Younger people are less religious than older ones in many countries, especially in the U.S. and Europe
For some time now, surveys have shown that younger Americans are less likely than older adults to attend church, believe in God, or say religion is important to them. Such a religion age gap doesn’t exist in every country, but a new Pew Research Center study shows that it is far from unique to the United States.
In fact, in 46 countries around the world, adults under age 40 are less likely to say religion is “very important” in their lives than are older adults; the opposite is true in only two countries. In 58 countries, there are no significant age gaps on this question, according to surveys conducted in more than 100 nations.
While the size of the age gap varies from country to country, averaging the national results in each of the countries surveyed yields a clear global picture: 51% of younger adults in the average country consider religion to be very important, compared with 57% among people ages 40 and older – a difference of 6 percentage points.
In the U.S., the age gap is considerable: 43% of people under age 40 say religion is very important to them, compared with 60% of adults ages 40 and over. Age gaps also are especially common in Latin America, with gaps appearing in 14 out of 19 countries. In the average country in the region, 63% of young adults consider religion to be very important, compared with 73% of their elders.
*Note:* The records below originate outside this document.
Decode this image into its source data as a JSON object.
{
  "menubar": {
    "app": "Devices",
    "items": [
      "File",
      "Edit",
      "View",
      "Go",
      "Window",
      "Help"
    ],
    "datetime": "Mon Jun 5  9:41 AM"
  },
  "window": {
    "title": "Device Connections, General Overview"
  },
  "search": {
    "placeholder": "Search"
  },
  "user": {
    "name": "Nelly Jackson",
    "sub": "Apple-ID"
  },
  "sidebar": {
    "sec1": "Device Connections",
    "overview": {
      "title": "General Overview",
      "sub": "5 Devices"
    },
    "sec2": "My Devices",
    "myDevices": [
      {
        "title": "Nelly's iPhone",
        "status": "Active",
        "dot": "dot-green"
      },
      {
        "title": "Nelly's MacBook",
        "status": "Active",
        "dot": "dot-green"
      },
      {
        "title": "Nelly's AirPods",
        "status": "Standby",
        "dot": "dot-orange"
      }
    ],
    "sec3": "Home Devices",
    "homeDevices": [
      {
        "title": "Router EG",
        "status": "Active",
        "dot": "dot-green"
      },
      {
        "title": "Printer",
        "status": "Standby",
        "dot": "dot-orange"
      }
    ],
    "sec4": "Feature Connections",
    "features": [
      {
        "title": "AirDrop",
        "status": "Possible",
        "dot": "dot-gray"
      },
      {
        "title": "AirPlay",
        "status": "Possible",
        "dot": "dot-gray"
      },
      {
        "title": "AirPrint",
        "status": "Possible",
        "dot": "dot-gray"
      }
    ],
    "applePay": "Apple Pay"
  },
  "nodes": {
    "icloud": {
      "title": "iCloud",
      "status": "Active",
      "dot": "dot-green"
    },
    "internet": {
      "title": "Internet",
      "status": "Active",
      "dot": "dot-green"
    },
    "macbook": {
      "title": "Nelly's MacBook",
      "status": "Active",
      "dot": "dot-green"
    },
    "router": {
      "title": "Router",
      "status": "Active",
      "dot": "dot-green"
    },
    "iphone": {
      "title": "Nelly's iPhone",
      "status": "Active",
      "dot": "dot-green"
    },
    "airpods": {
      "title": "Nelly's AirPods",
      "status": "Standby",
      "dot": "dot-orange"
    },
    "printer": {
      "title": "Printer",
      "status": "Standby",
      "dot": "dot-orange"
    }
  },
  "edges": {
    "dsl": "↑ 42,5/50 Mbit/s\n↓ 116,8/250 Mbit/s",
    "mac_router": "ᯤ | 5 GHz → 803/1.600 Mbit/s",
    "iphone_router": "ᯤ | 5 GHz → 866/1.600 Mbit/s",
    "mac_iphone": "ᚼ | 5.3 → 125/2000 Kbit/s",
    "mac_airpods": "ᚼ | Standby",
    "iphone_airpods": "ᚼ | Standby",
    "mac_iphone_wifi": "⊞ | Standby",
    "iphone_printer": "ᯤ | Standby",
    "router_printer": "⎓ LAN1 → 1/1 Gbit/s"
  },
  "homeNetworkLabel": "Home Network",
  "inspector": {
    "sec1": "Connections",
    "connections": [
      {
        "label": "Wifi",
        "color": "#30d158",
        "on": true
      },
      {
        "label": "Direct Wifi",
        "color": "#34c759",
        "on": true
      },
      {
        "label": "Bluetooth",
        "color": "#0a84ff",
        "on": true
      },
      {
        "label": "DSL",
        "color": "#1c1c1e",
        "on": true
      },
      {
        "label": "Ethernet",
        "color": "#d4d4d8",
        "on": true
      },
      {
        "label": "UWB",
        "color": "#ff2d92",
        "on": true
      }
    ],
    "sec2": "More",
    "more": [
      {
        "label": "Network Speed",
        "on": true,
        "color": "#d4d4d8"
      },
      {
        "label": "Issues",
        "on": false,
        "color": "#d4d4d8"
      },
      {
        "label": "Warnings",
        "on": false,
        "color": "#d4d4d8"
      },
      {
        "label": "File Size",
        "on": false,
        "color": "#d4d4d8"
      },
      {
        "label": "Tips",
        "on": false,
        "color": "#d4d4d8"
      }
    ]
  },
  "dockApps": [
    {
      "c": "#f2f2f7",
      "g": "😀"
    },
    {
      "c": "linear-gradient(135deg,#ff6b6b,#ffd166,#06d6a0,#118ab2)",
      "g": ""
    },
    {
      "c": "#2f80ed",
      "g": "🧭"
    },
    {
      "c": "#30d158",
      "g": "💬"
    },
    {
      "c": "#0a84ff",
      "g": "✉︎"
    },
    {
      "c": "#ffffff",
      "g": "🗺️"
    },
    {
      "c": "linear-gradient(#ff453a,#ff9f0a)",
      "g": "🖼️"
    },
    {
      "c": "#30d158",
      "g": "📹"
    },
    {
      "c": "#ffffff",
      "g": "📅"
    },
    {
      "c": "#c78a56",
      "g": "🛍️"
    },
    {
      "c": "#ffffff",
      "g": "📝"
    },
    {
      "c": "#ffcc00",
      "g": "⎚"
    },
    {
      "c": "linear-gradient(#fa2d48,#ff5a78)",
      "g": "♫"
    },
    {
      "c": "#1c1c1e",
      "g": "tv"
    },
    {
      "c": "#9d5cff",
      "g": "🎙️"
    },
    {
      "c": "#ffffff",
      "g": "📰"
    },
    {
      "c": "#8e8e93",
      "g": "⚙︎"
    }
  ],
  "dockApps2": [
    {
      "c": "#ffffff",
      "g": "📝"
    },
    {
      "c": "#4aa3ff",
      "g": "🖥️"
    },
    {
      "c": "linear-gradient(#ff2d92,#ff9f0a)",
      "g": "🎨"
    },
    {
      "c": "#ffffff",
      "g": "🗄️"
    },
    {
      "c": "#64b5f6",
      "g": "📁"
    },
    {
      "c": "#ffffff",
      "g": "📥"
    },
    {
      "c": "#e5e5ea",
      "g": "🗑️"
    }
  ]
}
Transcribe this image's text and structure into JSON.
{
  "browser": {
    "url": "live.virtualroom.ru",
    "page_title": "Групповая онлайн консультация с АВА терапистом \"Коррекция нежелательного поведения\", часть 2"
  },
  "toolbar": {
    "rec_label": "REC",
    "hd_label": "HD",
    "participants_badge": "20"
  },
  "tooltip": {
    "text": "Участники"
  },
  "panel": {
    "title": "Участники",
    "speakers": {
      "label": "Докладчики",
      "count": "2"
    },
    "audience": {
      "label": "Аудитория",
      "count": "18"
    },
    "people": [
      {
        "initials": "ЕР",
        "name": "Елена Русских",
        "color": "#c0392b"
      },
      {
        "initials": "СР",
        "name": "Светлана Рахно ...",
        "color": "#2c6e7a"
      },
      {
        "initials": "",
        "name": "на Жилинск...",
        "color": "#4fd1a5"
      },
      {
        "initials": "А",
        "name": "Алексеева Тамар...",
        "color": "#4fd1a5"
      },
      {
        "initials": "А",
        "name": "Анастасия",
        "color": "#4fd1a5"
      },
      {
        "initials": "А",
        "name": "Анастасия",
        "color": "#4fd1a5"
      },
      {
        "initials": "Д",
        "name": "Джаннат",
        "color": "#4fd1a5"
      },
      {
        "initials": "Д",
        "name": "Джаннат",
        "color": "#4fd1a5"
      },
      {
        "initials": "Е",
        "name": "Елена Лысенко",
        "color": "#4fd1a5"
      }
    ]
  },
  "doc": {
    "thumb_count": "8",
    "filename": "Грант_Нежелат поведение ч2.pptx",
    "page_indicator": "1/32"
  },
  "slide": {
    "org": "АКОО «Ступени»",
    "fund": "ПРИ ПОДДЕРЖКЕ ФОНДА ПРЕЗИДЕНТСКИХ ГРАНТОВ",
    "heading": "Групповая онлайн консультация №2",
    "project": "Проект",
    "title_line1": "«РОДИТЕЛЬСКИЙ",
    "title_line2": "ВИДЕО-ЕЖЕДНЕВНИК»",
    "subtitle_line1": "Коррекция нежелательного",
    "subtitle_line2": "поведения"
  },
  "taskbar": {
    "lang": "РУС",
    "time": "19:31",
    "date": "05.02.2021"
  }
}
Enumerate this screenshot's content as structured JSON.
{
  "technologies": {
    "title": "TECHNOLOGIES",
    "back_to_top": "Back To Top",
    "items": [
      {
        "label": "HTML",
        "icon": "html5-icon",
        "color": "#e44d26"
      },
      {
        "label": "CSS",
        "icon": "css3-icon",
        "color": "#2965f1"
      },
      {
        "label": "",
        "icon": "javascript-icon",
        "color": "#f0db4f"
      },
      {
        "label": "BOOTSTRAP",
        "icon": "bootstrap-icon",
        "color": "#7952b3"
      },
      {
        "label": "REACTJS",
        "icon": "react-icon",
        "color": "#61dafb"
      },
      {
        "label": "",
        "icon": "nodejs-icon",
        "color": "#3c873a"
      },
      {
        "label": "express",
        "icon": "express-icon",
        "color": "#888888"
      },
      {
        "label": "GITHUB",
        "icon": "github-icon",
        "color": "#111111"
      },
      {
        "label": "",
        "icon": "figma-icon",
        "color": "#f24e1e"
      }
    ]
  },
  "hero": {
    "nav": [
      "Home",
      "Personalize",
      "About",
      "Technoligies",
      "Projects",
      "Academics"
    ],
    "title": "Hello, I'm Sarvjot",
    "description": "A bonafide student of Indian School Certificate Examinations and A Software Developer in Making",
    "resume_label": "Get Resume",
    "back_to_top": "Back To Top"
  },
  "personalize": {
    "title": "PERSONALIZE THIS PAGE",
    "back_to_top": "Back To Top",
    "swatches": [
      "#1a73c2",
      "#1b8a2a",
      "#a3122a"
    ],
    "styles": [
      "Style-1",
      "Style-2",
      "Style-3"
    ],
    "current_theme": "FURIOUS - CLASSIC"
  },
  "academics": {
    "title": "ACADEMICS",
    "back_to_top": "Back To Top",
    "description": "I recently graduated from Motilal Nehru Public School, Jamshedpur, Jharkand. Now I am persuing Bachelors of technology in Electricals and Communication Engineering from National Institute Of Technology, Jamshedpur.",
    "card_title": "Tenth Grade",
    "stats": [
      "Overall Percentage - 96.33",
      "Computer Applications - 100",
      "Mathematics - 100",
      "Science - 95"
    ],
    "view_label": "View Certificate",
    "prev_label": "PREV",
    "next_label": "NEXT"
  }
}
In Europe, an age gap appears in 18 out of 35 countries, with 19% of young adults in the average country and 26% of their elders saying religion is very important in their lives.
Europe also is home to several nations with some of the world’s widest country-level gaps, including Poland, where just 16% of adults under 40 say religion is very important, compared with 40% of older people who say this. Older Poles may be significantly more religious in part because they were more affected by the Cold War, a time when the Catholic Church was associated with Polish nationalism and resistance to the Soviet Union.
Other measures of religious commitment also show an age gap in many nations. Younger respondents are less likely to identify with any religion in 41 countries; again, the opposite is true in only two countries. Similar patterns emerge when examining rates of daily prayer and attendance at worship services.
Studies have suggested different but possibly overlapping explanations for the age gap in religion. One theory is that people naturally become more religious as they age and approach their own mortality. Another is that societies become less religious as economic conditions improve and people face fewer anxiety-inducing or life-threatening problems. Since young people in steadily developing societies generally have easier lives than their elders, this theory goes, they are less religious.
However, it would be a mistake to assume the world overall is becoming less religious just because young people are less devout. In fact, many of the world’s least religious countries have populations that are either shrinking or growing only slowly, while regions with the highest population growth tend to be very religious.
For example, sub-Saharan Africa – which has the world’s fastest population growth – also has the smallest age gap on importance of religion and has a high rate of religious commitment overall. In the average country in the region, 88% of younger adults and 89% of older adults say that religion is very important in their lives.